-- Markets are trading higher before the bell today after losing about half a percent on Thursday. Asian markets traded lower today, though European markets are posting small gains. (CNN)

C1: The long reads you'll need to check out before tonight's cocktail party.

-- Customs and Border Protection will run out of money by mid-August unless Congress approves President Obama's $3.7 billion budget request, DHS Secretary Jeh Johnson told the Senate Appropriations Committee on Thursday. Top House and Senate Democrats said Thursday the door was open to faster deportations of unaccompanied minors from Central American countries. (Associated Press)

-- Getting out of the bubble, or avoiding the problem? President Obama's forays to Denver, Dallas and Austin are the latest examples of the bear, as the White House calls the boss, breaking loose. But Republicans and Obama critics say the president is just avoiding responsibility. Smart Juliet Eilperin analysis here.

C4: The comics page, fun things to read when you're bored at work

-- This is too much fun: Who said it, Al Gore or Chris McDaniel? Take the Jackson Clarion-Ledger's quiz.

Attn Matt Drudge: Things conservatives will get outraged by today.

-- Holy condescending urban-dwellers, Batman! Former New York City Mayor Mike Bloomberg says the NRA helped recall two pro-gun control state senators in parts of Colorado "where I don't think there's roads." Take that, you backwater residents of Colorado Springs and Pueblo. The interview is gone from Rolling Stone's website, but the Colorado GOP managed to grab it before it went down. (Colorado Observer) Next up: "My goodness, they don't even have proper cappucino machines!"

-- AFSCME President Lee Saunders this week said his union would break ties with the United Negro College Fund because the group had accepted a $25 million grant from Koch Industries and the Charles Koch Foundation. AFSCME will end its participation in the Union Scholars Program, which allows sophomores and junions to work at the union in exchange for scholarships. (BuzzFeed)

Attn HuffPo: What outrages liberals today

-- Military officers have told Congress there was no "stand-down order" to prevent troops from saving Ambassador Chris Stevens during a 2012 raid on the diplomatic compound in Benghazi.
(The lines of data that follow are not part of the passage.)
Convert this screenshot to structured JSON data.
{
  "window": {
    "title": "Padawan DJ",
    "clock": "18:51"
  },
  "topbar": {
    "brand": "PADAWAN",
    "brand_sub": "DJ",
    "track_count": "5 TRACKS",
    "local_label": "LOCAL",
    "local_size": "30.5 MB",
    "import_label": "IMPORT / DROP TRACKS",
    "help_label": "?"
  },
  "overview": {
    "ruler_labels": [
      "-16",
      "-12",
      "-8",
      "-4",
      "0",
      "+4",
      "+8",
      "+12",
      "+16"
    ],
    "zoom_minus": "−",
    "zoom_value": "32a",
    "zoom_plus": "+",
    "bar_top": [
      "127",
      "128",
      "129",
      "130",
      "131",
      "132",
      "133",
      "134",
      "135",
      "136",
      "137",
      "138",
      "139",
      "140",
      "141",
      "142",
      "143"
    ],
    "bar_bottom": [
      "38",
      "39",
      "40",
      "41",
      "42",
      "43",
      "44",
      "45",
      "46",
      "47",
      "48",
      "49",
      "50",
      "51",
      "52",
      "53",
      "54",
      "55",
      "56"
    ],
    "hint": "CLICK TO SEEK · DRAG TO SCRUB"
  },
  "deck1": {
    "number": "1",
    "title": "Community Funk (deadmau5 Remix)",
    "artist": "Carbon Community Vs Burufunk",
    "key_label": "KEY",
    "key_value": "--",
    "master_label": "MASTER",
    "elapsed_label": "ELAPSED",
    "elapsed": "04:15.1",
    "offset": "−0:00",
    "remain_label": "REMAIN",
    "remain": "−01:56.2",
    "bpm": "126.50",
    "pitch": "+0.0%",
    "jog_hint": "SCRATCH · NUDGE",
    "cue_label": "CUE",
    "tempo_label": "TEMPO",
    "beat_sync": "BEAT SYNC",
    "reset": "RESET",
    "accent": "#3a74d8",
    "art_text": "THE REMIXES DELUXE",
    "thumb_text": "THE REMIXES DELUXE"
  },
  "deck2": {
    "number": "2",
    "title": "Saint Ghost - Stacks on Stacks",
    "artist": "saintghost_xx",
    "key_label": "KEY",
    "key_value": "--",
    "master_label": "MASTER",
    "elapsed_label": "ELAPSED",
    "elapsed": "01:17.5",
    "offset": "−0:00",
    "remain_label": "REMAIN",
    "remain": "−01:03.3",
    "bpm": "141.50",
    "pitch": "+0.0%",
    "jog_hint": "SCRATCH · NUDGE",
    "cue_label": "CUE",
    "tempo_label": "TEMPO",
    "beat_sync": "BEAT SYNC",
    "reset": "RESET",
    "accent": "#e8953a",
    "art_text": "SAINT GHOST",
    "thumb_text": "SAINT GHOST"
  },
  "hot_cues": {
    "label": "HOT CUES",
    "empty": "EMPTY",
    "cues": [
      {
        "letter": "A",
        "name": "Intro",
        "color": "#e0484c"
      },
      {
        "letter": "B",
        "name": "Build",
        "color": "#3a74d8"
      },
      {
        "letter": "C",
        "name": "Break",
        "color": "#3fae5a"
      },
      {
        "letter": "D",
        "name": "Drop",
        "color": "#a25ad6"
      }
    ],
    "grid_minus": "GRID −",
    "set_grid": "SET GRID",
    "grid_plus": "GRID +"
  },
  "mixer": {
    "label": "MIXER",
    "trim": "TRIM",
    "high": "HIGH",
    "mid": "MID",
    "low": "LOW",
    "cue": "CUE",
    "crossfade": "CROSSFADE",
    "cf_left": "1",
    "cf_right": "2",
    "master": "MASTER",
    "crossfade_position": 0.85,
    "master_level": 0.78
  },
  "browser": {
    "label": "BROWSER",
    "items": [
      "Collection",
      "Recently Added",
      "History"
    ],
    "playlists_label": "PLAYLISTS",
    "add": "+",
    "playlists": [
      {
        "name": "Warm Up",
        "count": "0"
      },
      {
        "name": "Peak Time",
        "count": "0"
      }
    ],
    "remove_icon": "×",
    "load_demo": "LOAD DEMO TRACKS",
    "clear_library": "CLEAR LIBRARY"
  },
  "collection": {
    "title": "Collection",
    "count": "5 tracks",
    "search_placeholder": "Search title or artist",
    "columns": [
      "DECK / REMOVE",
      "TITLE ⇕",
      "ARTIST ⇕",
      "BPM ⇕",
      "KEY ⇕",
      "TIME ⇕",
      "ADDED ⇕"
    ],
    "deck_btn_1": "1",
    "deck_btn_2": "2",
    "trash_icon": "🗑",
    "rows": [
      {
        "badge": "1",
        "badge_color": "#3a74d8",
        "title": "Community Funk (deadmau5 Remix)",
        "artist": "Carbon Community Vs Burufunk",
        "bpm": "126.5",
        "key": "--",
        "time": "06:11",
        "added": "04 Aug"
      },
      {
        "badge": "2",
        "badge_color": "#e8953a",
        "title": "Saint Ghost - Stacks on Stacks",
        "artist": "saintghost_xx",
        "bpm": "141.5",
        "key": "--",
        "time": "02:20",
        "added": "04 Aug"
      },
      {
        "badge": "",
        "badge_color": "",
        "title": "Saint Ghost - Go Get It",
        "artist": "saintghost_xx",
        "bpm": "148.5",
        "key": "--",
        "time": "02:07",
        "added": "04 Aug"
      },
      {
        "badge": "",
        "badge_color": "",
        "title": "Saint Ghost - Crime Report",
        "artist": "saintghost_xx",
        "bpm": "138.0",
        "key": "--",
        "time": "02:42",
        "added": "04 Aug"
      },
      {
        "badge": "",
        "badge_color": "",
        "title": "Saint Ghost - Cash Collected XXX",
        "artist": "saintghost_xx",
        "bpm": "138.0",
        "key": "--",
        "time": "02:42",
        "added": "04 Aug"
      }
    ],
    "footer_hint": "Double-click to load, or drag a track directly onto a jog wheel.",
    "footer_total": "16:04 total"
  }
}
The nine officers who testified before the House Armed Services and Government Reform Committees said no help could have arrived in time. (Associated Press)